Lessons Learned from Building a Thousand-Product Ecommerce Store from Scratch

Author: Myk Baxter

As an eCommerce consultant, I know the amount of hard work, time, and energy that goes into building a digital store. Recently, my team signed off on perhaps the biggest project we’ve ever worked on: an eCommerce store specializing in storage solutions, with over a thousand product variants, built from scratch. It was a great accomplishment for us all, and we’re incredibly proud of it. We put in many man-hours, even on evenings and weekends, to produce a high-functioning, easy-to-manage store that has continued to pull in sales since its launch.

In the process of building this eCommerce store, we learned many great lessons, and today we’ll be sharing them with you in the hope that they come as a helping hand to others who find themselves in the same situation.

Lesson 1: Work Closely and Collaboratively with the Client

When a client comes on board with you for a big project like this, it’s essential to communicate with them consistently and work collaboratively to produce a result that both parties are happy with. Our account manager communicated with our client almost every day for two months to make sure that they were happy with how the products were being uploaded and displayed, that the small snags he picked up on during the build were fixed there and then, and to update him on the progress we made each day.

We also learned that sometimes emails aren’t enough in terms of conversation, with Hannah turning to the telephone to get things done in a timely manner and to prevent any time hanging around for an email response. Sometimes you just have to go that little step further!

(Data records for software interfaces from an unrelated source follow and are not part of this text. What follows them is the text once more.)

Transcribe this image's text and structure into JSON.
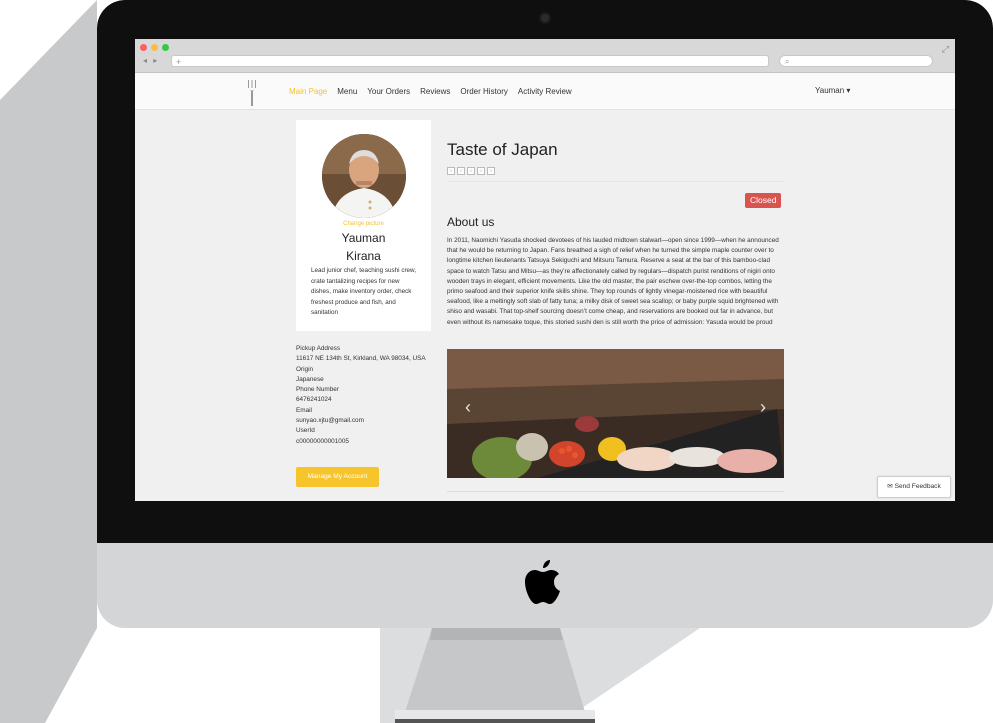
{
  "browser": {
    "url_placeholder": "+",
    "search_placeholder": "",
    "nav_arrows": "◂ ▸",
    "expand_icon": "⤢"
  },
  "navbar": {
    "items": [
      "Main Page",
      "Menu",
      "Your Orders",
      "Reviews",
      "Order History",
      "Activity Review"
    ],
    "active_index": 0,
    "user": "Yauman ▾"
  },
  "profile": {
    "change_picture": "Change picture",
    "first_name": "Yauman",
    "last_name": "Kirana",
    "bio": "Lead junior chef, teaching sushi crew, crate tantalizing recipes for new dishes, make inventory order, check freshest produce and fish, and sanitation"
  },
  "details": [
    {
      "label": "Pickup Address",
      "value": "11617 NE 134th St, Kirkland, WA 98034, USA"
    },
    {
      "label": "Origin",
      "value": "Japanese"
    },
    {
      "label": "Phone Number",
      "value": "6476241024"
    },
    {
      "label": "Email",
      "value": "sunyao.xjtu@gmail.com"
    },
    {
      "label": "UserId",
      "value": "c00000000001005"
    }
  ],
  "manage_button": "Manage My Account",
  "restaurant": {
    "title": "Taste of Japan",
    "rating": 0,
    "rating_max": 5,
    "status": "Closed",
    "about_heading": "About us",
    "about_text": "In 2011, Naomichi Yasuda shocked devotees of his lauded midtown stalwart—open since 1999—when he announced that he would be returning to Japan. Fans breathed a sigh of relief when he turned the simple maple counter over to longtime kitchen lieutenants Tatsuya Sekiguchi and Mitsuru Tamura. Reserve a seat at the bar of this bamboo-clad space to watch Tatsu and Mitsu—as they’re affectionately called by regulars—dispatch purist renditions of nigiri onto wooden trays in elegant, efficient movements. Like the old master, the pair eschew over-the-top combos, letting the primo seafood and their superior knife skills shine. They top rounds of lightly vinegar-moistened rice with beautiful seafood, like a meltingly soft slab of fatty tuna; a milky disk of sweet sea scallop; or baby purple squid brightened with shiso and wasabi. That top-shelf sourcing doesn’t come cheap, and reservations are booked out far in advance, but even without its namesake toque, this storied sushi den is still worth the price of admission: Yasuda would be proud"
  },
  "carousel": {
    "prev": "‹",
    "next": "›"
  },
  "feedback_button": "✉ Send Feedback",
  "colors": {
    "accent": "#f7c52b",
    "closed": "#d9534f"
  }
}
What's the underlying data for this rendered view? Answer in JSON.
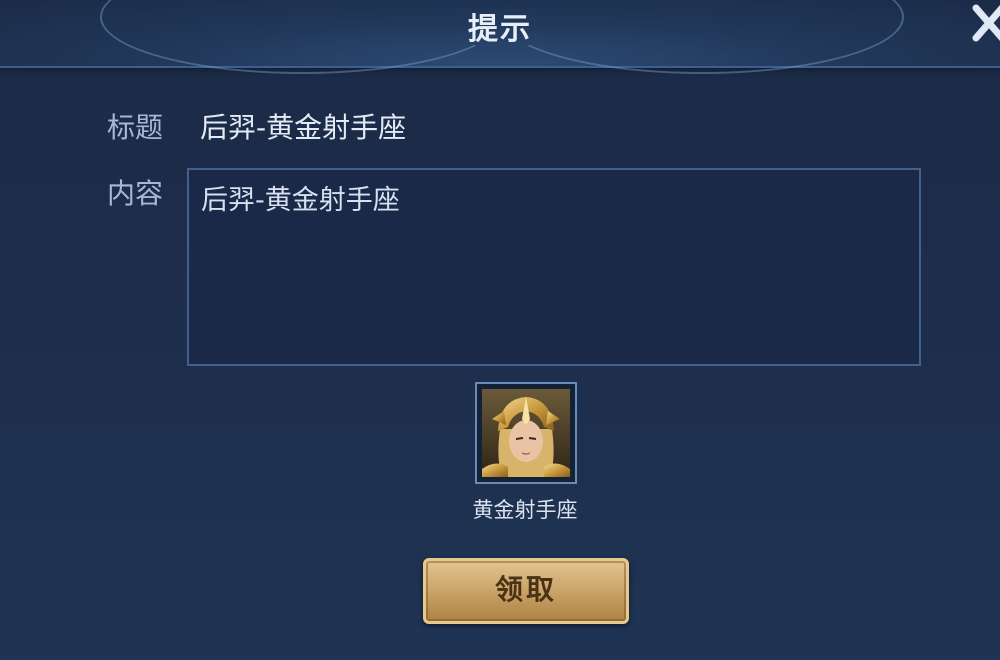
{
  "header": {
    "title": "提示"
  },
  "mail": {
    "title_label": "标题",
    "title_value": "后羿-黄金射手座",
    "content_label": "内容",
    "content_value": "后羿-黄金射手座"
  },
  "reward": {
    "name": "黄金射手座",
    "icon": "hero-skin-portrait-icon"
  },
  "actions": {
    "claim_label": "领取"
  },
  "colors": {
    "background": "#1d2d4b",
    "border": "#42608a",
    "button_gold": "#c8a064",
    "button_text": "#4a3216",
    "label_text": "#a8b8d4"
  }
}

Lesson 2: Take the Time to Understand the Client’s Wants and Needs

The purpose of an eCommerce store will always be to sell your product offering, but the functionality of a site can differ; from the payment gateway to the post-purchase experience. Does your client use Klarna or another pay-later platform? What emails do they require as part of the user journey? What delivery options are available? These are questions that you need to ask at the beginning of the project to grant you enough time to collate all the information you need to set up the functionality, as this is where most of the development time is spent.

The functionality also requires continuous testing before going live, so you want to allow plenty of time before the deadline to identify and fix any snags in the user journey.

Lesson 3: Great Things Take Time

A project this big should never be rushed. If you want to achieve great things, you need to take your time. We worked closely with the client to devise a timeline of the different stages in the build. One is the uploading of each of the products, the creation of the product categories, and how these would be displayed on the site. We went through each product and category numerous times to ensure that they were just as the client envisioned and that the user experience would be flawless.

Lesson 4: No Task is Ever Too Big

As mentioned above, this was probably the biggest project we’ve ever worked on as a whole team, and you know what? Sometimes feeling the stress of a deadline looming works in your favour. Everyone was all hands on deck to get this completed ahead of time, and since then, it’s made every other task look minuscule. We’ve continued to keep up the momentum we had, and we’re continuing to produce fantastic results for our client base.

In conclusion, building a thousand-product eCommerce store from scratch was a challenging task, but it taught us many valuable lessons. Working closely and collaboratively with the client, taking the time to understand their wants and needs, allowing great things to take time, and realizing that no task is ever too big.

Learn about our eCommerce services here: https://www.mykbaxtermarketing.com/

Thanks for reading,

Myk Baxter, eCommerce Consultant